I came back with a lot of thoughts from Melbourne Conversation, so at some stage I hope to write them all up. The topic was The Place of Students in Central Melbourne: Cash Cows or Community Members? and all I can say was that the research and the discussion in general was highly interesting. The room was at full capacity so much so it was a standing room.
First off, let me start by saying our very own Metroblogger, Janice was on the panel. She did a great job, and the audience roared in many praises after she was done. Her situation with regards to housing, was pretty dire – heck, the local newspapers picked it up over the weekend. Before the panel, she was a little fidgety (first public appearance?) but she held the crowd really well. Wish she’d use the microphone! Kudos Janice!
My first thought (in a series, I’m sure): the Carlton Residents Association. Wish their website was a lot more updated. A representative came there and spoke when the floor was open, and basically referred to certain buildings in Carlton as ghettos. Even the moderator had to tell her that she should be careful with her word usage. She tailed off, and basically said “there are too many of them” (sure, I’m paraphrasing). I don’t think many folk like her very much…
Personally, I think that the residents are not averse to change. Carlton is changing. Melbourne is changing. Saying there are too many students, is plain silly. If 37% of inner-city residents are foreign, and in the northern fringes it hits 50%, hello, do you realize what its doing for the economy in these areas? What about the surrounds. Sure, this is me supporting the cash cow argument, but have no international students, and suddenly realize the economy isn’t the same any longer.
Off the tangent of the Carlton Residents Association, the moderator did ask if anyone felt that students were not being treated like cash cows but actual community members. No one could support that statement. Everyone in the audience (and I’d say it was made up largely of the non-student population) agreed that they’re cash cows. That, is just plain, nasty.
Back to Carlton. Anyone read Carlton: A History? I’d be interested to see what Fay Woodhouse wrote in the chapter titled Students.

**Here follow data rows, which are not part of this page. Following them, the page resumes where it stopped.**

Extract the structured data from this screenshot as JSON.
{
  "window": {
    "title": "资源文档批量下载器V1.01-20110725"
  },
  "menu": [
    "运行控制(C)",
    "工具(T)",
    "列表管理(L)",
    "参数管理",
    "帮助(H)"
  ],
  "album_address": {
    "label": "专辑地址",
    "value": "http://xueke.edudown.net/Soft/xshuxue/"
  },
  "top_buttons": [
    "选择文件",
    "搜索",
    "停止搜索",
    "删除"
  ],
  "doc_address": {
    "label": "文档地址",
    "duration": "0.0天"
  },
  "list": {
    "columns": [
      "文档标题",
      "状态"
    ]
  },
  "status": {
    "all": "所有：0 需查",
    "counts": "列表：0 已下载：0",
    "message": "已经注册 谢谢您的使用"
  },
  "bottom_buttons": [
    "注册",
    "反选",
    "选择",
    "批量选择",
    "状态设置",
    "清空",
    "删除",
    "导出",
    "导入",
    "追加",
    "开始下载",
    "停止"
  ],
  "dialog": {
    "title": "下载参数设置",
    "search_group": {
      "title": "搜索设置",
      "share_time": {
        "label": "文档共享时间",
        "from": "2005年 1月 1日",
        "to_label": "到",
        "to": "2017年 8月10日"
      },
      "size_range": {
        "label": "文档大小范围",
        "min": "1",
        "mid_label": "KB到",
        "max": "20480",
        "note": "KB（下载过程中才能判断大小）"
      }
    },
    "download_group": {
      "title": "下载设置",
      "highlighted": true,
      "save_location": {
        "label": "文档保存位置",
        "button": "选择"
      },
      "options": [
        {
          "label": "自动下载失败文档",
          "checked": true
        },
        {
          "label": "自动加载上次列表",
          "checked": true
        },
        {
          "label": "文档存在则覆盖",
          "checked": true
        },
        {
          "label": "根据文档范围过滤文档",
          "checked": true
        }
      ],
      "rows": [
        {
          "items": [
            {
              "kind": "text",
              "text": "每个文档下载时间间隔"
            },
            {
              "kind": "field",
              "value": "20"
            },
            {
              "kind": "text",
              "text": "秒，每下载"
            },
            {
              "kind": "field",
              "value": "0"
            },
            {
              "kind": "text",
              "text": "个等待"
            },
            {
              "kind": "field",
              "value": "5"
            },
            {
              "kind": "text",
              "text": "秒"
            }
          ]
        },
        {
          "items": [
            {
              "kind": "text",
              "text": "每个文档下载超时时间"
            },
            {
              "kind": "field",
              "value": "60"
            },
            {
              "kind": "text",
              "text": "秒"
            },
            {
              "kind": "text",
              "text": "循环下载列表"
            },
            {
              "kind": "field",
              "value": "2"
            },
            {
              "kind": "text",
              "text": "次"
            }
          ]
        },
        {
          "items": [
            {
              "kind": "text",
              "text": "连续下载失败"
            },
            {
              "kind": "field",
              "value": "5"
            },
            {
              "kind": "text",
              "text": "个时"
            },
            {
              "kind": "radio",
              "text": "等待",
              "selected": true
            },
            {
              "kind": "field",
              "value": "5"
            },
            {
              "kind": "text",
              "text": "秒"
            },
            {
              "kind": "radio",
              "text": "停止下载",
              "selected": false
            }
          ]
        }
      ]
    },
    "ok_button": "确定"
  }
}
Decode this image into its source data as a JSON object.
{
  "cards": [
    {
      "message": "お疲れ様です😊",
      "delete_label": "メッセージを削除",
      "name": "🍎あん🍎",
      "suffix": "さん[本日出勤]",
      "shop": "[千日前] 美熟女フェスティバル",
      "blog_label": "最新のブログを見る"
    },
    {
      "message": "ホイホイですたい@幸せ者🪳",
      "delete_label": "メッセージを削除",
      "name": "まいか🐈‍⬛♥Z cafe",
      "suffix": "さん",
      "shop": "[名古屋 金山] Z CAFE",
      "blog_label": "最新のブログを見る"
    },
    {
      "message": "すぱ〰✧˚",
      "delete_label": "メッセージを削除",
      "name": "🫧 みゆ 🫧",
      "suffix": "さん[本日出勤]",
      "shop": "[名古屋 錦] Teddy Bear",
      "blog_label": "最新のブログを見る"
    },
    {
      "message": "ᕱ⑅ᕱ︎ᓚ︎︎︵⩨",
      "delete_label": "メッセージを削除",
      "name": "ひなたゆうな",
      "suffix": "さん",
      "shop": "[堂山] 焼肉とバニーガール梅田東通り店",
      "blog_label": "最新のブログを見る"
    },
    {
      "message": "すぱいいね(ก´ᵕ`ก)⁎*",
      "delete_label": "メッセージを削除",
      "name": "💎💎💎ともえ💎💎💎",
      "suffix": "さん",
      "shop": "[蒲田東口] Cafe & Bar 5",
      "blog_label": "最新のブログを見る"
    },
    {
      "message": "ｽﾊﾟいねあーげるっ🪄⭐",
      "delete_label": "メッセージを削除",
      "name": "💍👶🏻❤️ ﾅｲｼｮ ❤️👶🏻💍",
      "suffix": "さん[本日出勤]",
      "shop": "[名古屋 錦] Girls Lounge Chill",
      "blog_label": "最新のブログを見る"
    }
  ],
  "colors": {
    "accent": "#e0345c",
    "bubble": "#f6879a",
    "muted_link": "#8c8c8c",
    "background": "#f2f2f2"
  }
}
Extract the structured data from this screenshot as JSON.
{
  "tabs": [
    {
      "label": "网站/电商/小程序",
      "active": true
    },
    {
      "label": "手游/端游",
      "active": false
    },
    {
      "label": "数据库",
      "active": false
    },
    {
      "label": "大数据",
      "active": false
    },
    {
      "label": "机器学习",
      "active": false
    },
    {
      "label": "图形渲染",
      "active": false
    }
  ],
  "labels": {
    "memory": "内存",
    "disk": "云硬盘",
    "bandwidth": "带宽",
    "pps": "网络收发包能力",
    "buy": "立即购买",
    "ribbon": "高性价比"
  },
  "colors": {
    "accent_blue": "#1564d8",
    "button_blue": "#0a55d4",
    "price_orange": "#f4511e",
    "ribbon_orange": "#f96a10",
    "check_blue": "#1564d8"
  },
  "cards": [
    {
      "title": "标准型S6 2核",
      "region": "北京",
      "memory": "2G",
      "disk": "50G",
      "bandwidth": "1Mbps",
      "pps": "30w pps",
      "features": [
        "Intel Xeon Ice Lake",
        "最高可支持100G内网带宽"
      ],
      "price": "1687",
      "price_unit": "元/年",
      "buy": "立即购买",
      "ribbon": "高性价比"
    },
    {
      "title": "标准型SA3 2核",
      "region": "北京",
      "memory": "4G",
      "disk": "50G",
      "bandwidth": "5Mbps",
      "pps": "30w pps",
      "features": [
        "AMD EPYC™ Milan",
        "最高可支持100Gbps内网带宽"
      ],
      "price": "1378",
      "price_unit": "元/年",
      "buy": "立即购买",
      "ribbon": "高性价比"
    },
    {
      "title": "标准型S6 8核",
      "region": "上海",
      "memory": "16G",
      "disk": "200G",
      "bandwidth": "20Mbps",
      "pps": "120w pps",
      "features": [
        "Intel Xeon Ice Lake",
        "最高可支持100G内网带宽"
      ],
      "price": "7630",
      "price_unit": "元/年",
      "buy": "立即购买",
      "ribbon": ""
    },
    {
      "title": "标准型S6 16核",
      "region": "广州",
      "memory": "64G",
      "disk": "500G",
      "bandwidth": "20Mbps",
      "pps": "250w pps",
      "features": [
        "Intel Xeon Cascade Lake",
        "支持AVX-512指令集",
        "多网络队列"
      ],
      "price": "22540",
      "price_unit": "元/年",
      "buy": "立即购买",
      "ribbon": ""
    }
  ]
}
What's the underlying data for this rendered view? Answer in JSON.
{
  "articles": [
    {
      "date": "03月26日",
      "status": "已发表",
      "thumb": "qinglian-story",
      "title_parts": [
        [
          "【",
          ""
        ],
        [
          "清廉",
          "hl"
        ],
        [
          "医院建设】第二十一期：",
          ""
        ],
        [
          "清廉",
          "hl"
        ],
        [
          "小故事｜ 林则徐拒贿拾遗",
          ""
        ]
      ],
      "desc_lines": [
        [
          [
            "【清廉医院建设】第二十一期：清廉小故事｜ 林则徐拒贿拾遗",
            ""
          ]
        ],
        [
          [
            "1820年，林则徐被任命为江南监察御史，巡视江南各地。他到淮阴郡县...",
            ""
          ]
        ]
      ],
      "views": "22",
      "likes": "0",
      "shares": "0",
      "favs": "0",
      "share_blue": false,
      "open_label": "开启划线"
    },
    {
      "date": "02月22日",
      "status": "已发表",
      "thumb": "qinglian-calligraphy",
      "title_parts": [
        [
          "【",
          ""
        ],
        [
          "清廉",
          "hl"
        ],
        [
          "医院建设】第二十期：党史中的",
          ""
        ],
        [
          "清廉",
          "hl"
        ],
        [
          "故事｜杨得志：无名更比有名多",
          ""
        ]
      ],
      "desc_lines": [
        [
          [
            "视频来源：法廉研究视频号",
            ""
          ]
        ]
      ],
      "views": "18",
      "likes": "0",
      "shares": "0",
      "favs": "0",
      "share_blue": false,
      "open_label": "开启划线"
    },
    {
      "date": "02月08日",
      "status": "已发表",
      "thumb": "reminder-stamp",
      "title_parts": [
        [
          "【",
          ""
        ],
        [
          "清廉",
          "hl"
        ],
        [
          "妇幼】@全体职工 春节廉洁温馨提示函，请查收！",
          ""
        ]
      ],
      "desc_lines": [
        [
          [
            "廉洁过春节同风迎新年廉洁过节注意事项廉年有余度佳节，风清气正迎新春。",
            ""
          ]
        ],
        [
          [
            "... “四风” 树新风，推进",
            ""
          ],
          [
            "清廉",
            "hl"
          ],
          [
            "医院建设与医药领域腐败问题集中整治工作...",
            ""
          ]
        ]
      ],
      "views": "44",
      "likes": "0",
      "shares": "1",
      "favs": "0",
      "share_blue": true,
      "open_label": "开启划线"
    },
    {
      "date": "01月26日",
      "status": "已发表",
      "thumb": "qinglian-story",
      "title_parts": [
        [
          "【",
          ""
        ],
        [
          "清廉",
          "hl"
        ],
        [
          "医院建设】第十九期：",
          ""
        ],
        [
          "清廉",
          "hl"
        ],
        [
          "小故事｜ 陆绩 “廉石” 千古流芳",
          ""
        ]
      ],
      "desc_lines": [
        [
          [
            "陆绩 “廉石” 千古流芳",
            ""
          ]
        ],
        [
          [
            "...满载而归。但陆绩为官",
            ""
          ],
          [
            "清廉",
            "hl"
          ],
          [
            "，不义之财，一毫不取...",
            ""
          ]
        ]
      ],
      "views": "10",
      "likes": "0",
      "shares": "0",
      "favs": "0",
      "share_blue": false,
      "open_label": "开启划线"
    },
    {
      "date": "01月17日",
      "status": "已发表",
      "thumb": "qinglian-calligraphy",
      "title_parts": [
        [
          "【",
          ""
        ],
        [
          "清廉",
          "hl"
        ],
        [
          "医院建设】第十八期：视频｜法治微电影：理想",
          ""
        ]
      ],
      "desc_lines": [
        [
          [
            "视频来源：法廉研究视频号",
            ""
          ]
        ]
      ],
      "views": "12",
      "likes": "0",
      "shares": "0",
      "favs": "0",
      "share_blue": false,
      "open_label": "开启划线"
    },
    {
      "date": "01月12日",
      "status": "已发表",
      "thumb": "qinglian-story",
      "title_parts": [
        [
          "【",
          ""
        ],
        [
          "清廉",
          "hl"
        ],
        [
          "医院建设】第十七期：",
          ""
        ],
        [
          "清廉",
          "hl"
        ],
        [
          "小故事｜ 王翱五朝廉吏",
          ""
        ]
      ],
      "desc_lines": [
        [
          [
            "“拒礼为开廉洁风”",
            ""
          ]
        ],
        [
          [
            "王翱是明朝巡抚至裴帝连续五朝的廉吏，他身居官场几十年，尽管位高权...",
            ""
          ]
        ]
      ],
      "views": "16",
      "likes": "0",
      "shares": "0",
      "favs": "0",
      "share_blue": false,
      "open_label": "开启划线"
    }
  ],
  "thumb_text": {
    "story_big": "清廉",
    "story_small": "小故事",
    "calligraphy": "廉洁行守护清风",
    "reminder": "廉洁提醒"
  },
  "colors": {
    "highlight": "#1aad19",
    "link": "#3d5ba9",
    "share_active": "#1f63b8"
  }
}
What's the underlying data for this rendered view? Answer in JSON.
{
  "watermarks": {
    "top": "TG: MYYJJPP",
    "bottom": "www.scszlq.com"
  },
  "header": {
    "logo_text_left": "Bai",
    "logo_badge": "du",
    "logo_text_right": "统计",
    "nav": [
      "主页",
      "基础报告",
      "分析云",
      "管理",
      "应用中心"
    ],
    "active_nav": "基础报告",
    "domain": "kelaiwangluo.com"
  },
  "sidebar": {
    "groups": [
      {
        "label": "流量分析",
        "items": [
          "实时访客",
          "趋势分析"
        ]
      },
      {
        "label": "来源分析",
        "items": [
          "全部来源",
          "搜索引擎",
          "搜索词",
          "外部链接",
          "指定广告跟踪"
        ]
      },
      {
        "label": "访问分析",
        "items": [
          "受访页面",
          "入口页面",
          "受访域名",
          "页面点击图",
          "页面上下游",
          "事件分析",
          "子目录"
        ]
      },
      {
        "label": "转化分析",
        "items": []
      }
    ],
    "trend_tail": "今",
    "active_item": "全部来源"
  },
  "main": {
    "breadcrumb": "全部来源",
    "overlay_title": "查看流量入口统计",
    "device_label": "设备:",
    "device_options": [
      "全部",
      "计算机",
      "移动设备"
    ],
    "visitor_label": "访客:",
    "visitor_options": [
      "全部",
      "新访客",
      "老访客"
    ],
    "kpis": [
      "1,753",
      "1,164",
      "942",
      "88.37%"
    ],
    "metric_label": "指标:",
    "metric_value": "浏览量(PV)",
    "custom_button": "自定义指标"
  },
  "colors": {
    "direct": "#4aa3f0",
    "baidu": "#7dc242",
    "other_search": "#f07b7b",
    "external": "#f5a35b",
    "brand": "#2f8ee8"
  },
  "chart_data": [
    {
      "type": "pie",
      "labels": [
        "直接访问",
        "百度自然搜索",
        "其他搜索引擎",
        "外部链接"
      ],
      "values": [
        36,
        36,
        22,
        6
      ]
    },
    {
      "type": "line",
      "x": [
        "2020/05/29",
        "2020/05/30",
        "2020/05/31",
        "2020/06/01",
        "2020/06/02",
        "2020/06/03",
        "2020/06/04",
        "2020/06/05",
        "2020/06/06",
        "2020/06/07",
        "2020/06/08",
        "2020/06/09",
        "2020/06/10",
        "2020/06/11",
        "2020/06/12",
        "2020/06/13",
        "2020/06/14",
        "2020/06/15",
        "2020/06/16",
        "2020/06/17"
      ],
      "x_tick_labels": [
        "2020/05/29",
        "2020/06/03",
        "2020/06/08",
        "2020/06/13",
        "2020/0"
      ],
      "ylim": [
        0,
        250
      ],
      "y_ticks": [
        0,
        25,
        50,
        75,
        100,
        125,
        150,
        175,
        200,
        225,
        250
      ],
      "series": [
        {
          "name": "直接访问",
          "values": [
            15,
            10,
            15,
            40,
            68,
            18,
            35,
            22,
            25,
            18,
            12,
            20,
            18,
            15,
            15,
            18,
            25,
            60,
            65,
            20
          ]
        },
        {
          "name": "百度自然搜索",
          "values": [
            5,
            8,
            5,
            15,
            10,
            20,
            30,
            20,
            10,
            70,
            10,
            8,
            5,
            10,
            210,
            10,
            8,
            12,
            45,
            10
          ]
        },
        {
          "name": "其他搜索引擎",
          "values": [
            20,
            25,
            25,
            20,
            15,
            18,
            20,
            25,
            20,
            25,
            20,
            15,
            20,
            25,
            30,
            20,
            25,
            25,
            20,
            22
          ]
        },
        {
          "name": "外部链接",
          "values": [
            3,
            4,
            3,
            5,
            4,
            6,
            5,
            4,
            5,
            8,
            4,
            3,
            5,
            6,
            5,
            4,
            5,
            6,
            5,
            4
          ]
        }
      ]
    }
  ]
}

I’m sure a lot has changed in Carlton from 2004 (publish year), like rent might have gone up 100%, but it’ll still be interesting to see what was said then.